Success consists of going from failure to failure without loss of enthusiasm.  Winston Churchill.
That's *NOTHING*

By the cubic foot acrylic isn't that cheap, but, you can do some really impressive things with it, my (final) conversion to digital photography came about because I made a very impressive coffee table for someone to their design, basically a stack of different shaped pieces in a very pretty very light green glass coloured acrylic all bonded together into one lump, doesn't sound like much but then neither does Bryce Canyon when you describe it as a bunch of different shaped slices of stone stacked on one another.

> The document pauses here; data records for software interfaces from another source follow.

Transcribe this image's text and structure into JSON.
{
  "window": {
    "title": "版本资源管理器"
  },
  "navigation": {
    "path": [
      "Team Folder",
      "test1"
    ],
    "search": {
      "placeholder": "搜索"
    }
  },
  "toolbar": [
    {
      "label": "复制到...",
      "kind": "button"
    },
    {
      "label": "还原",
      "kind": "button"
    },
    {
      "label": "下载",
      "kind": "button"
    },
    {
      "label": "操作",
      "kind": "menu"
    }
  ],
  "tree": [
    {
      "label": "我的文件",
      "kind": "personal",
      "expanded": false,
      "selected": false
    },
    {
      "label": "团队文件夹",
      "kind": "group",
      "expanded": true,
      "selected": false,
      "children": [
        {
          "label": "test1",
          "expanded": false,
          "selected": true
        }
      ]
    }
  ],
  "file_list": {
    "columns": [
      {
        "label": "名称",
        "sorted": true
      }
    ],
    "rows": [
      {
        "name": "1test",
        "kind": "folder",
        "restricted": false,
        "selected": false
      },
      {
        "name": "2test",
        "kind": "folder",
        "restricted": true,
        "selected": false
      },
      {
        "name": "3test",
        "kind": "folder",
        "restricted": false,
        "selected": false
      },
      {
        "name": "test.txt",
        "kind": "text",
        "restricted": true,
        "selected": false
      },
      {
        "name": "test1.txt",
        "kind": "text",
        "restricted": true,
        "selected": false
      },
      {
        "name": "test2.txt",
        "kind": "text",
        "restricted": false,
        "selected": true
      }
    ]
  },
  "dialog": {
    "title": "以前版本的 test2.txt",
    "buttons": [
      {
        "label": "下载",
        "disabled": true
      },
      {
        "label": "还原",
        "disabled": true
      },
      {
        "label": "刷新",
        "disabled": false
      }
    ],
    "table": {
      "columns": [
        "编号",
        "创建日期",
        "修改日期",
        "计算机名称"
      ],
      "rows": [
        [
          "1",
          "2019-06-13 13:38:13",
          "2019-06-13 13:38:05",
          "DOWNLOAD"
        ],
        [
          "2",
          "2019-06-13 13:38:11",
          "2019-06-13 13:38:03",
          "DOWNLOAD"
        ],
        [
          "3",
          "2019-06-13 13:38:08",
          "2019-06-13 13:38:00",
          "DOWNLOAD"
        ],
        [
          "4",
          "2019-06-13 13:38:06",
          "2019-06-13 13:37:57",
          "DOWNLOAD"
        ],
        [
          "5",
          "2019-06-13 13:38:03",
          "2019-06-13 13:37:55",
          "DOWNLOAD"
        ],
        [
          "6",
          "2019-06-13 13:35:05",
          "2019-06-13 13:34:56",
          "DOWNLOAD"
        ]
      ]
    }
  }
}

Anyway, being quite proud of it I took a whole reel of pictures of it once it was delivered and in situ in a nice modern setting.

Got home and discovered there was no bloody film in the camera.

Trouble is "we" generally only see the material used in cheapo cafe menus and things so we tend not to appreciate its various qualities.

You can cut / drill / mill / tap / bend / bond / polish it, only your imagination limits you.

I grew up playing with wooden blocks, my boy plays with flame polished offcuts, he isn't interested in cruddy wooden blocks when he can experiment with acrylic in various wired shapes and colours, all with kid safe edges, all hygienic, all unique.

Toys r Us got nothing on daddy's scrap bin... lol
sorry, don't understand what you're trying to ask/say.